Since the Modern Synthesis, when Darwin’s model of evolution by natural selection was combined with principles of chromosome inheritance and population genetic theory, it has been appreciated that genetic approaches are central for our understanding of local adaptation and the forces that drive population differentiation and speciation. However, little is known about the underlying mechanisms. Examples of core questions that still are largely unresolved are: What genetic elements underlie adaptations and population differentiation and how are they distributed over the genome? How many loci are involved and what proportional effect does each locus have? How important is epistasis and pleiotropy in general and in specific cases? What are the causes and consequences of molecular factors like mutation, recombination, gene conversion and chromosome rearrangements? Are functional changes the result of expression differences or structural changes? Our research aims at understanding the genetic underpinnings of local adaptation, population differentiation and speciation and to quantify how variation in karyotype structure and recombination rate affect the genome and the potential for adaptation. We address these questions using both classical genetic methods and new genomic tools.
Birds and butterflies demonstrate a copious diversity in phenotypic traits and adaptations. They are widespread, generally abundant and often eye-catching. As a result, birds and butterflies have for long been tractable study organisms in ecology, hybrid zone dynamics and speciation research. Many of these ecological model systems have now reached a point where data on species-specific behavior, morphology and ecology can be combined with large-scale molecular investigations. In an international collaborative framework we have formulated hypotheses to answer key questions related to reproductive isolation, local adaptation, genome evolution and conservation practices in a set of systems including recently to moderately diverged populations and species; wood white (Leptidea sp.) butterflies, the painted lady (Vanessa cardui), the clouded apollo (Parnassius mnemosyne) and Assmann's fritillary (Melitaea britomartis).
A collection of pictures from lab, conferences, field work and other occasions:
Field work on Öland 2022.
Field work on Öland 2022.
Writing retreat at Klubban 2022.
Celebrating Karin handing in her thesis with a outdoor lunch 2022.
Karin and opponent Simon Martin at the PhD-dissertation 2023-02-10.
Papers accepted - some celebration, 2022.
The group constellation around 2021.
Game night on zoom.
Hiking and birding in Hammarskog on a cold and windy day. Good cooking!
Parnassius mnemosyne - the clouded apollo, our new study species!
Hallmark of 2020 - another lab meeting on zoom.

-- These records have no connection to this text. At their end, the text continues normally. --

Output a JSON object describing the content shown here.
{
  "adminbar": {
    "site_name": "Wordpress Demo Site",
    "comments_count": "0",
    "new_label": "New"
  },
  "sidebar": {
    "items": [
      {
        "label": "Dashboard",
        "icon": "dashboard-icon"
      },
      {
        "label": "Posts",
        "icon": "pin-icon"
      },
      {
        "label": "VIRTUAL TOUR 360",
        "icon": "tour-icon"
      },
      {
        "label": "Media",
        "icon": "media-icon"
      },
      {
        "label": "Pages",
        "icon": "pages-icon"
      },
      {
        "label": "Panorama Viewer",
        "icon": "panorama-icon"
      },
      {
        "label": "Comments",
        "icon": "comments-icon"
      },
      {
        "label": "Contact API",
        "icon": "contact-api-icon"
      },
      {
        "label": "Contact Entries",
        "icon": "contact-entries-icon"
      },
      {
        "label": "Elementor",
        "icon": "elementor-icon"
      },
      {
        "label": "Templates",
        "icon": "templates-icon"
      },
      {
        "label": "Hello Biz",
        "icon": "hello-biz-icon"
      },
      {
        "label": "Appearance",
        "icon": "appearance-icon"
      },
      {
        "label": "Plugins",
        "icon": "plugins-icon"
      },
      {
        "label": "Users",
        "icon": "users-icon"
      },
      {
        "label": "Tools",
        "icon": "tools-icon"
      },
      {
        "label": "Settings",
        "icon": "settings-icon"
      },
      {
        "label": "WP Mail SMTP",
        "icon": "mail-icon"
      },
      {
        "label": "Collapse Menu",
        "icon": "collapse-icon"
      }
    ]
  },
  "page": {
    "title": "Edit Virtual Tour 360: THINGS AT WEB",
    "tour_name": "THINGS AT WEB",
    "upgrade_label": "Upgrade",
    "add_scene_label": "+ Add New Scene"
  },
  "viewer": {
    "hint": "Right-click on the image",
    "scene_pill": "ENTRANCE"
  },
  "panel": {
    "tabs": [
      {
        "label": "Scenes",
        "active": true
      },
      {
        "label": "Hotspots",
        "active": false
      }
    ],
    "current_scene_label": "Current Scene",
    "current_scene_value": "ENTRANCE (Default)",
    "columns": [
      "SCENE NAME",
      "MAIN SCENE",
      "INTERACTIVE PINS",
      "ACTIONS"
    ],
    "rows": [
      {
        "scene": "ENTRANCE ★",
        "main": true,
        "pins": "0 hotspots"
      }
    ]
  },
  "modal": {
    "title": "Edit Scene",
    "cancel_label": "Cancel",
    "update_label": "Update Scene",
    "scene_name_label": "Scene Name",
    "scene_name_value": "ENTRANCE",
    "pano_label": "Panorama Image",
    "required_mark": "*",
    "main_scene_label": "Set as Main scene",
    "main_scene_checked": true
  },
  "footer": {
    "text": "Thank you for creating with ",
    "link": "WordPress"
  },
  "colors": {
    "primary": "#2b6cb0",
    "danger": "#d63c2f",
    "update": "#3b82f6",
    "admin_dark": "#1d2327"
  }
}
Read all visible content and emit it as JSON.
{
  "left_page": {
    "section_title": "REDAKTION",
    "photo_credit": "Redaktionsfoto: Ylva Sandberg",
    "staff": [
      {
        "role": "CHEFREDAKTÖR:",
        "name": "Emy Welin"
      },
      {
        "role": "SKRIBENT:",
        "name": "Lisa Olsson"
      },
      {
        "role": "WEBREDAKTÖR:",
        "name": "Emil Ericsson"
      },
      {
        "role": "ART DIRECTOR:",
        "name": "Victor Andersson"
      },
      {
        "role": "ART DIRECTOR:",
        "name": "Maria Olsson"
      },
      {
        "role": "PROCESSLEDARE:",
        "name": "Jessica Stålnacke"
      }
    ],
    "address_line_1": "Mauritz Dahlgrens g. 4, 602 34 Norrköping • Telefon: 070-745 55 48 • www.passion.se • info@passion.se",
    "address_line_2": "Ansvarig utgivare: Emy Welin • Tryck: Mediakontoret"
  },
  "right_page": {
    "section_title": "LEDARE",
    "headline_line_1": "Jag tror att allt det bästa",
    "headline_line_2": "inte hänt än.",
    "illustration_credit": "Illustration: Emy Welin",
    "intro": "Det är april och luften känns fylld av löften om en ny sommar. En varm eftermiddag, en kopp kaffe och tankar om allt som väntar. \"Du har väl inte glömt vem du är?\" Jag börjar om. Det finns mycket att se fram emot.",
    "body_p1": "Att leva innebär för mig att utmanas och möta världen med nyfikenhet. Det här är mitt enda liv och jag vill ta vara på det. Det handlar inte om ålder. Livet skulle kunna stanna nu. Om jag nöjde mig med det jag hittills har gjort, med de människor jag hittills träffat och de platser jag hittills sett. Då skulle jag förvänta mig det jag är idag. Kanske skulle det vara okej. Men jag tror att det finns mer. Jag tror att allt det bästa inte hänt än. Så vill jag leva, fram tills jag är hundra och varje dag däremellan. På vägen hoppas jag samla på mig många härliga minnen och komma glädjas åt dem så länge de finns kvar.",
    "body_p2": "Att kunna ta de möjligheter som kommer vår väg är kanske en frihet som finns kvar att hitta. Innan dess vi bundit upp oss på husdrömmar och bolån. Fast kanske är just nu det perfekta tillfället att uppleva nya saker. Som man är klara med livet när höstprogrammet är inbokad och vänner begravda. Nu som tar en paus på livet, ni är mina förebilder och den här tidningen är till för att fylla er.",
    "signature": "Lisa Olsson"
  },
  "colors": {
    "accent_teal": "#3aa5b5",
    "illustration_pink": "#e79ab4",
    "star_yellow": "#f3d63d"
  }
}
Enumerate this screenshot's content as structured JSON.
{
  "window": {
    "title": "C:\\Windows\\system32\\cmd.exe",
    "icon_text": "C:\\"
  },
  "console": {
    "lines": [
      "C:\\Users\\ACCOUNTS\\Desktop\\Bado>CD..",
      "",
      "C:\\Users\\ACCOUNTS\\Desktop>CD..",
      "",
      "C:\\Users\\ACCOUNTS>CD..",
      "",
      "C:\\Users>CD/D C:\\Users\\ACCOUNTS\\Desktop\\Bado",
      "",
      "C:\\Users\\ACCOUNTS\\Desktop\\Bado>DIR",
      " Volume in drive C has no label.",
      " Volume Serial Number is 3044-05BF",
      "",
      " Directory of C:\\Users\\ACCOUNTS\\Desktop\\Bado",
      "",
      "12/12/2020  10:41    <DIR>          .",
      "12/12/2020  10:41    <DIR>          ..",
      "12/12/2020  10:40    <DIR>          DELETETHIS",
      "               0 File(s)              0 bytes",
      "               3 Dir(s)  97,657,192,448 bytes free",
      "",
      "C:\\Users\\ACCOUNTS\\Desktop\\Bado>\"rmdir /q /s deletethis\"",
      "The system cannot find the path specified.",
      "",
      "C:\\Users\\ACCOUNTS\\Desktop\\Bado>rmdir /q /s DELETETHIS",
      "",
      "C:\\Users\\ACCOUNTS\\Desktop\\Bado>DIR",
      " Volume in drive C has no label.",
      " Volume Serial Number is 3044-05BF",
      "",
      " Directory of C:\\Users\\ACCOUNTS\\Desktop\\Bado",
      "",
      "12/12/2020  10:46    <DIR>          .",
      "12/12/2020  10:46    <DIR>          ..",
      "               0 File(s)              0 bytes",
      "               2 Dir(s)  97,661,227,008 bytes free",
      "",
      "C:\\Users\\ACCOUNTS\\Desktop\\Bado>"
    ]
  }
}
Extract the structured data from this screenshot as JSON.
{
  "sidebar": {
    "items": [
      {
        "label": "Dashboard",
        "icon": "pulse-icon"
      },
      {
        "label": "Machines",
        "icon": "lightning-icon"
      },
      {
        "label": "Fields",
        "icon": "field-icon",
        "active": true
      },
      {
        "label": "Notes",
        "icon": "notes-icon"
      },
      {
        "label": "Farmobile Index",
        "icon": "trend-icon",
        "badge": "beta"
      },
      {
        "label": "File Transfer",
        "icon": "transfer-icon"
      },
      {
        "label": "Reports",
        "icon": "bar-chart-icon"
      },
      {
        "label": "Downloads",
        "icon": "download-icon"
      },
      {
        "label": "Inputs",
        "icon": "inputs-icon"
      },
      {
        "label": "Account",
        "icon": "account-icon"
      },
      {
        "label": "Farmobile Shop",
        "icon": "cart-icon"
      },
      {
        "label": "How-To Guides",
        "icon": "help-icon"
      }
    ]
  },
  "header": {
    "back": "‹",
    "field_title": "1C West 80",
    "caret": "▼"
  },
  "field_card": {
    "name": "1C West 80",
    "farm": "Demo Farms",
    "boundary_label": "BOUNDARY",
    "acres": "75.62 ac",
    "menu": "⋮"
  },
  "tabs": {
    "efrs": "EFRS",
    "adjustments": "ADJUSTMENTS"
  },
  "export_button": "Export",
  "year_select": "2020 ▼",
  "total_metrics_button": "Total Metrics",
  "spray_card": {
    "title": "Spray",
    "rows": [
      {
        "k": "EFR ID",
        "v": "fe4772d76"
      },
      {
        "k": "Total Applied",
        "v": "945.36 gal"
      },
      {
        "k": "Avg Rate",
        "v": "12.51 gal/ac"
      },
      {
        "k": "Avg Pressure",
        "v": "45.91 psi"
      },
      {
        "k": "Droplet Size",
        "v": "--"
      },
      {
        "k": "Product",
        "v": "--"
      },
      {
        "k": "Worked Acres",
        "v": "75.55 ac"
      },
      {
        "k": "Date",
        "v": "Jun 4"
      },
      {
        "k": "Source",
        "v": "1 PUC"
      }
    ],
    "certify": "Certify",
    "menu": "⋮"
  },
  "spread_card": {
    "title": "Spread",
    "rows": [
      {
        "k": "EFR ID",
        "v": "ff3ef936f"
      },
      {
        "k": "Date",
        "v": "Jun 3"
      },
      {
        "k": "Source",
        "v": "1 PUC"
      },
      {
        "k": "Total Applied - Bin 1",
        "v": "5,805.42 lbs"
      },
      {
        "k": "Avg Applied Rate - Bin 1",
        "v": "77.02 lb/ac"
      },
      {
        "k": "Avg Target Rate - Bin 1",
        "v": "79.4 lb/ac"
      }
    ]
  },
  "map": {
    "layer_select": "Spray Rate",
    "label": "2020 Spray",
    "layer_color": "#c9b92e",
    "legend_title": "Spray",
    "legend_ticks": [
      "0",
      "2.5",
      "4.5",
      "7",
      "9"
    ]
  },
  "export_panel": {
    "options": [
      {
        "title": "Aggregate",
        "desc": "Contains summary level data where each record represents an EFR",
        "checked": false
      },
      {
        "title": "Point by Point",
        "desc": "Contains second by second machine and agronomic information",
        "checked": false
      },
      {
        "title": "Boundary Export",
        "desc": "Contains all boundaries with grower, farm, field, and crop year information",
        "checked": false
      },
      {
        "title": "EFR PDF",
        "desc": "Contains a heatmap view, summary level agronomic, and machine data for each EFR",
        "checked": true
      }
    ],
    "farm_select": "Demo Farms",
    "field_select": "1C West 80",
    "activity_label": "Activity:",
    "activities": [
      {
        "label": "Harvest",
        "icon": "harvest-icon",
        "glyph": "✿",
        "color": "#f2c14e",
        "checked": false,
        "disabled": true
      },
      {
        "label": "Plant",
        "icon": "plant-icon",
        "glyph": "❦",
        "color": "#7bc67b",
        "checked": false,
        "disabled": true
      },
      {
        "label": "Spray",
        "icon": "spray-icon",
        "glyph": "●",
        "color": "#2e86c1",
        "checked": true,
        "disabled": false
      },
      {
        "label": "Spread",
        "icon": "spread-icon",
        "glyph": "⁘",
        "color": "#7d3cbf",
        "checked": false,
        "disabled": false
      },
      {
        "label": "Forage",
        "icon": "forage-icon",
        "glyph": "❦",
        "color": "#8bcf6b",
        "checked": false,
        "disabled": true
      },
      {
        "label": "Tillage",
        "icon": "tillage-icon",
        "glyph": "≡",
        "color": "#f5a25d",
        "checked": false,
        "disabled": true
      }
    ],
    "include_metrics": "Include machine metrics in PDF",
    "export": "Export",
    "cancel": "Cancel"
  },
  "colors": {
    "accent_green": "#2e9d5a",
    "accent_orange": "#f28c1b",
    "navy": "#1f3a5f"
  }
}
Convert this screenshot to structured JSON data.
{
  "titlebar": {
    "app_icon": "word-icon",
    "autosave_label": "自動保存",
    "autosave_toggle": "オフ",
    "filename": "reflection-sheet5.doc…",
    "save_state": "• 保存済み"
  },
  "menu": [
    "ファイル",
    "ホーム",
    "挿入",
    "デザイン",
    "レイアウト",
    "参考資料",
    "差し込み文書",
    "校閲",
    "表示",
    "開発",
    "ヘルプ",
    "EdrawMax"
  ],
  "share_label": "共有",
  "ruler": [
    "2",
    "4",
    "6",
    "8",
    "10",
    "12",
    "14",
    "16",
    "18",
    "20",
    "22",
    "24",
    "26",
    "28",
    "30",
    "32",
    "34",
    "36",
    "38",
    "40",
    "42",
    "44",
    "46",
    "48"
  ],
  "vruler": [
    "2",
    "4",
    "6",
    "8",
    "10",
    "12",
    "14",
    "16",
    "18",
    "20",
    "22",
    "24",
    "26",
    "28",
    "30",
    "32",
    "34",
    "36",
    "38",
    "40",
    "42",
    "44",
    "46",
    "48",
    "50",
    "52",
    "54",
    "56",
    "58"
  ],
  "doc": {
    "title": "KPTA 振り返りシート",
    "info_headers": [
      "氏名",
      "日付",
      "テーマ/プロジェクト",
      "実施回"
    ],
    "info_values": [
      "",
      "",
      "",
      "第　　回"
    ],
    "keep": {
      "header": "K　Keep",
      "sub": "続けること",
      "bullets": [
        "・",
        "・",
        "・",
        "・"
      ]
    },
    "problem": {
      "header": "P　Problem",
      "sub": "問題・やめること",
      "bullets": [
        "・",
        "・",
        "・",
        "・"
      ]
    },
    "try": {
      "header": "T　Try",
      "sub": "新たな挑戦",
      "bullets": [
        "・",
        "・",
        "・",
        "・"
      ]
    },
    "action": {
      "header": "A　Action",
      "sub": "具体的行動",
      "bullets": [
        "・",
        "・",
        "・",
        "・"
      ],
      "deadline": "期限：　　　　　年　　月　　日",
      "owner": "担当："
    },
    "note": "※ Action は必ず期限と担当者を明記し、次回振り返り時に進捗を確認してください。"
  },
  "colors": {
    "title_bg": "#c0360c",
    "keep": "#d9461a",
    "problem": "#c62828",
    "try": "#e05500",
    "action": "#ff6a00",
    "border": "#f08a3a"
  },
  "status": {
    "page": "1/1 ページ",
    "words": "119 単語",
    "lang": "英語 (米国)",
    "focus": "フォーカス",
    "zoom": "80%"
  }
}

Photo: Daria Shipilina.
Intense days in the lab during summer 2020. Photo: Aleix Palahi.
Celebrating Guy Fawkes failed gunpowder plot. 20201105.
Word cloud of abstracts from lab papers.
Some field and lab pics from Uppsala and Catalonia.
Bird watching stop at Fysingen en route Stockholm Uni.
Field work in Catalonia and Conference talk in Bangalore, India.
Looking for Vanessa cardui in the pre-Pyrenees.
Study species Vanessa cardui (top) and Leptidea sinapis (bottom).
In the midst of a pretty massive selection experiment in the butterfly lab.
Sampling in Catalonia (top 2), after-conference trip to Hokkaido and DNA prep in the lab.
The butterfly lab at EBC.
Field work in Catalonia.
Lab work, post-conference dinner in Yokohama, lab work and winter sport day.
Cross-country trip, rearing Vanessa larvae and selection experiment in the lab.
Vanessa cardui (top two), post-conference trip to Western Ghats (3rd) and sampling in Catalonia (bottom).
Another word cloud of lab paper abstracts.